§ Your goal: Scan the data. Collect each line that contains the word "label".

§ Records provided:
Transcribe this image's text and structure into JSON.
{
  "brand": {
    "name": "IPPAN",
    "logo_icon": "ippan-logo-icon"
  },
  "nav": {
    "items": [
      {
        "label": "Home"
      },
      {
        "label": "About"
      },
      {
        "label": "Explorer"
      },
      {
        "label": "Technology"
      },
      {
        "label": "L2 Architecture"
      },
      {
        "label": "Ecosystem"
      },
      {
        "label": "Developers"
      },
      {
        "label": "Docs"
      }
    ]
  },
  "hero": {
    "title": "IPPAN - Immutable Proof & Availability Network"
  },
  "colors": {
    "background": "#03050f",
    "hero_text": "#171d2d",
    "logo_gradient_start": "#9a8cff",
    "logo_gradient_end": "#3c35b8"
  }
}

§ Your response:
        "label": "Home"
        "label": "About"
        "label": "Explorer"
        "label": "Technology"
        "label": "L2 Architecture"
        "label": "Ecosystem"
        "label": "Developers"
        "label": "Docs"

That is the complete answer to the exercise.